Pundits and politicos have picked up on this, noting that NASCAR's ascendancy is indicative of a larger cultural fault line between red (Republican) and blue (Democrat) America. Certainly it was no accident that President Bush appeared at the Daytona 500 this election year to say, "Gentleman, start your engines."
Politics aside, there seems to be something remarkable about the NASCAR divide in that you either worship guys like Rusty Wallace and Jeff Gordon, or you've no idea who they are. So in the interest of bridging the NASCAR gap, the Independent invited local NASCAR champ Alan Smith to offer his thoughts on NASCAR: The IMAX Experience, now playing at Cinemark.

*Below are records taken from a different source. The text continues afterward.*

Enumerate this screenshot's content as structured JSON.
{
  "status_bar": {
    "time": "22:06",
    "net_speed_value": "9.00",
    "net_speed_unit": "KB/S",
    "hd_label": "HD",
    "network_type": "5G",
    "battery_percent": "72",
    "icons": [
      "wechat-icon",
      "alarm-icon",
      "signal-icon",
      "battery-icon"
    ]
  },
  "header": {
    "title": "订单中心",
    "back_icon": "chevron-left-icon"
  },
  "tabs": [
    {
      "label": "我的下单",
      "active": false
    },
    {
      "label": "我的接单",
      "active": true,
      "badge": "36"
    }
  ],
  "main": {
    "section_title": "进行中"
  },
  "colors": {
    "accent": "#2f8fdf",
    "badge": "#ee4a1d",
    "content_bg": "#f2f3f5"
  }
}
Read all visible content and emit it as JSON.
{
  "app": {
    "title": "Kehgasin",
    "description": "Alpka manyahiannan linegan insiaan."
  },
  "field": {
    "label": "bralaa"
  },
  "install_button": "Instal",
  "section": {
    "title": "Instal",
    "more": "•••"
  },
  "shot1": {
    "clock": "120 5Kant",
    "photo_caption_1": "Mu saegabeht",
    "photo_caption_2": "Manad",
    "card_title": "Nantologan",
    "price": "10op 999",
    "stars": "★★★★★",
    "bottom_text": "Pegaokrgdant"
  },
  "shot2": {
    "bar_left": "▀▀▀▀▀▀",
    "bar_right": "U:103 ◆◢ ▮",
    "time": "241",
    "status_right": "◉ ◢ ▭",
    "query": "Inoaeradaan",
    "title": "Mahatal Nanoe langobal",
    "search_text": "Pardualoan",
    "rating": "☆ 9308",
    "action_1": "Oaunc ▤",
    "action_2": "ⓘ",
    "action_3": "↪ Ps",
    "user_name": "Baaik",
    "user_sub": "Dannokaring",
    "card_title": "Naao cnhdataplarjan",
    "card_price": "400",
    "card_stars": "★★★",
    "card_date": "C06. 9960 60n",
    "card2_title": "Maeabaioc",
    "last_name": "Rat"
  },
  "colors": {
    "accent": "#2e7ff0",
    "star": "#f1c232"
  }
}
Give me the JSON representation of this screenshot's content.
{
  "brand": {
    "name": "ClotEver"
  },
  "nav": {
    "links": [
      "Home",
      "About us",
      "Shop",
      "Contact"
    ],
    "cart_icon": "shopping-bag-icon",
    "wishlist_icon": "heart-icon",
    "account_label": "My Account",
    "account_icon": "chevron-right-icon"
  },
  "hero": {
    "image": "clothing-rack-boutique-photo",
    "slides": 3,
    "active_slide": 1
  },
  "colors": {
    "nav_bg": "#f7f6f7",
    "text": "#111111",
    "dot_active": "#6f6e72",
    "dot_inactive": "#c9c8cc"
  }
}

The film is a 47-minute NASCAR For Dummies primer that includes a brief history of the sport, short profiles of its legends (Dale Earnhardt, Richard Petty and Junior Johnson) and brief exegesis of its technical underpinnings. Where most IMAX films place spectacle over storytelling, Simon Wincer (Free Willy) manages to combine the two effectively. Of course, there's no shortage of vroom and boom-- with plenty of point-of-view shots taken inside the speeding cars, and sprawling shots of surging racetrack crowds to rival Triumph of the Will. All of this stresses one basic theme: This sport is HUGE.
The movie also makes interesting excursions like an all too brief glimpse at the workings of the pit crews. As both drivers and mechanics repeatedly stress, NASCAR is a team sport. Nowhere is this more evident than in the organic synchronicity of these seven-person crews, who train year-round to be able to swap out a set of tires, load gas and send their driver on his way in approximately 13 seconds.
The grandeur of IMAX, not to mention 3-D, doesn't exactly lend itself to subtle filmmaking. That said, Wincer's film could do without its unabashed jingoism. Every frame seems to include an American flag more mammoth than the next. Worse still are the incessant visual and discursive plugs for AOL Broadband, one of the film's co-producers.
Nevertheless, Smith gave the film a thumbs up even if none of it was news to someone who's been racing for the better part of 20 years. Smith, who holds track records at the Pueblo Motorsport Park and beyond, lays no claims at being film savvy ("I probably haven't been to the movies in five years.") but he thought the film was an accurate depiction of what NASCAR's all about.
Perhaps Wincer's film could've benefited by following the journalistic maxim of "follow the money." Professional NASCAR races typically find a car blazing through $15,000 worth of tires during a single afternoon. While politicians may exploit NASCAR's populism, scant attention is paid to the fact that it's extremely cost prohibitive. (Or maybe there's a NASCAR equivalent of Pop Warner that I'm not aware of.)
Smith notes that the only way to make a pile of money in racing is to start with an even bigger pile. His habit, he says, runs north of $15,000 a year defrayed somewhat by a sponsorship from Colorado Liquor Mart and his part-time employer, Lanier's Speed Shop.
While Smith may win a few grand at races in Kansas, Las Vegas and New Mexico, it never evens out in his favor. Yet he continues because it's the sport he loves.
Talk to NASCAR junkies and they'll speak of a mysterious, perhaps primal love of power and noise. Several drivers interviewed in the film remarked that witnessing the simultaneous firing of 43 engines, each nearly 800 horsepower, is an adrenaline rush that never goes away.
As Smith puts it: "43 cars going 180 miles per-hour, all six inches apart. What more do you want?"
-- John Dicker